The Murph and I were on our way home from some afternoon errands and decided it would be a great day to take a stroll on one of Highbanks trails. Although pets are allowed in the park (on leash, of course), there is only one trail that they can use. It’s called, appropriately enough, Coyote Run Trail.
At the start of the trail, there is a water fountain – high for humans – ground level for the dogs, plus you can pick up a plastic bag for the … well, you know.
There were a number of walkers and Murph barked at all of them. Several said, “Oh, he must be the one we heard”! Doxies have a VERY loud bark and I’m sure the whole forest could hear him! The entire Coyote Trail is 3.25 miles long, but we only covered about a third of it. Murphs’ little 3″ legs can only handle so much.
The Highbanks Park covers 1157 acres with 11 miles of trails. It’s a popular place for group picnics with several spots for these gatherings. In addition to the forests, there are meadows, a pond and a wetland. The most notable attraction is the 110-foot high shale bluff that overlooks the scenic Olentangy River. One of the trails leads to this bluff with an observation deck.
The layers of bedrock exposed at Highbanks were deposited under the ancient oceans about 350 million years ago. That was before my time! The ground consists of limestone overlaid with shale.The park also has two Adena Indian burial mounds.
There is a prehistoric earthwork that is a 1500-foot horseshoe-shaped embankment with a surrounding moat. Archaeoloogists believe the earthwork may have been used as a fortification since it is surrounded by ravines and 100-foot shale banks. The earthworks is along the trail that leads to the shale bluff mentioned above.
During the winter, some of the trails are open for cross-country skiing and there are a couple sledding hills. Finding “really good” sledding hills are precious in our rather flat terrain.
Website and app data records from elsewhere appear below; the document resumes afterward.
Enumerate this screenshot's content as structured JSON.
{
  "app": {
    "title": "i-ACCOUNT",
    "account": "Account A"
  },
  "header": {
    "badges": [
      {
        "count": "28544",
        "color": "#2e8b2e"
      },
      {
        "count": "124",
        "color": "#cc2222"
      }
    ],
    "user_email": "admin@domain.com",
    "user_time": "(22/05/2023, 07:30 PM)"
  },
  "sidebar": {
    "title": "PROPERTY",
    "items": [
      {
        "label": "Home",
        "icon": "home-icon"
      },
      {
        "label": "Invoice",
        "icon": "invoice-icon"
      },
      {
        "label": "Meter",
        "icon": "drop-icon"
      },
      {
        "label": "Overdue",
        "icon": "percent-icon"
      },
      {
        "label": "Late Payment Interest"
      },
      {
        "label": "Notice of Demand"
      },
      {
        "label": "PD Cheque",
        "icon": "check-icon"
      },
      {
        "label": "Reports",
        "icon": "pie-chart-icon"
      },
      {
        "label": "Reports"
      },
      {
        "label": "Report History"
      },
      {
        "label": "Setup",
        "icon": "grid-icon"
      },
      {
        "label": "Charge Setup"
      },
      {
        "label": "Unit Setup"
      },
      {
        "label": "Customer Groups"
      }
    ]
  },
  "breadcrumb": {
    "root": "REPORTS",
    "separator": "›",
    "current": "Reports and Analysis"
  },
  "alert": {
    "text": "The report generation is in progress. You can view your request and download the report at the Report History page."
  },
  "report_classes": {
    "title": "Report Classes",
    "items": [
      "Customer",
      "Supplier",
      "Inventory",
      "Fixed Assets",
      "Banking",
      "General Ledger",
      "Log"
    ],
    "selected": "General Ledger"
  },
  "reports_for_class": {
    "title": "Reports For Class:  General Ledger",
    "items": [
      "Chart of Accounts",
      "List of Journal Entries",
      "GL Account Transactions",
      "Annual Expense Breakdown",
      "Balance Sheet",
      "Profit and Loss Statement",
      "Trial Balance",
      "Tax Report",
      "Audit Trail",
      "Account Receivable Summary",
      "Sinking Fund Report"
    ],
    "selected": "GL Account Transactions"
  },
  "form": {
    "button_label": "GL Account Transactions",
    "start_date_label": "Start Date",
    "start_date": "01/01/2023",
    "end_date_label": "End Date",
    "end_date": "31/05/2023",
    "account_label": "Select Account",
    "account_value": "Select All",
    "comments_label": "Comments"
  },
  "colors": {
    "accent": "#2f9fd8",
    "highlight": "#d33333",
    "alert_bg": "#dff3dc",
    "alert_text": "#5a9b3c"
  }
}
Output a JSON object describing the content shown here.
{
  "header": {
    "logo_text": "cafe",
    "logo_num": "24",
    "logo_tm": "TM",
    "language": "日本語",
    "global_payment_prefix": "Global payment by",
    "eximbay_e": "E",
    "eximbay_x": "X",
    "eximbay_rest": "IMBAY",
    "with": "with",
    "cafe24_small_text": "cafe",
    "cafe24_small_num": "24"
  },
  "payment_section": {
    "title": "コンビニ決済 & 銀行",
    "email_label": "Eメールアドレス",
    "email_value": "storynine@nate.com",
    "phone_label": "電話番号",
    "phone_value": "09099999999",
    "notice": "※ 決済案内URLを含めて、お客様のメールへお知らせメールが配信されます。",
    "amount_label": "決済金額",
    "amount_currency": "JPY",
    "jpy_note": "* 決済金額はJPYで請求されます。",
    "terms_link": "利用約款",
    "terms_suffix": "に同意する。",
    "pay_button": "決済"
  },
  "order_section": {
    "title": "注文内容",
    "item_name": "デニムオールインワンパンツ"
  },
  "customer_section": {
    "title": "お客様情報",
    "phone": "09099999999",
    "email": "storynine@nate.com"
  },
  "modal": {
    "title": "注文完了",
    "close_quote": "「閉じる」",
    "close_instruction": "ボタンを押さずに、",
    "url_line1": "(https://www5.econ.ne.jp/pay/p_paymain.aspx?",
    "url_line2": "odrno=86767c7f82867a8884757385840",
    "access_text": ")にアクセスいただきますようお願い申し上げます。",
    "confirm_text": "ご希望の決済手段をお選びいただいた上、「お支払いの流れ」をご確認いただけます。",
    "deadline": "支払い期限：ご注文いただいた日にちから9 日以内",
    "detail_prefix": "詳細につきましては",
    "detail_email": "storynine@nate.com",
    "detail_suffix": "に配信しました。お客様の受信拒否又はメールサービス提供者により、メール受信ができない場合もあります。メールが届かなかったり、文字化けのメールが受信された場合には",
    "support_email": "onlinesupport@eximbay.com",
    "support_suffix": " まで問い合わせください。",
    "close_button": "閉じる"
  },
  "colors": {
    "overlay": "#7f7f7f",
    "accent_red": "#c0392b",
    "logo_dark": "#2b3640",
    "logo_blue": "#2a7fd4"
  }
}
Highbanks is located at the southwest corner of Rt 23 and Powell Rd with the entrance off Rt 23. (Google map).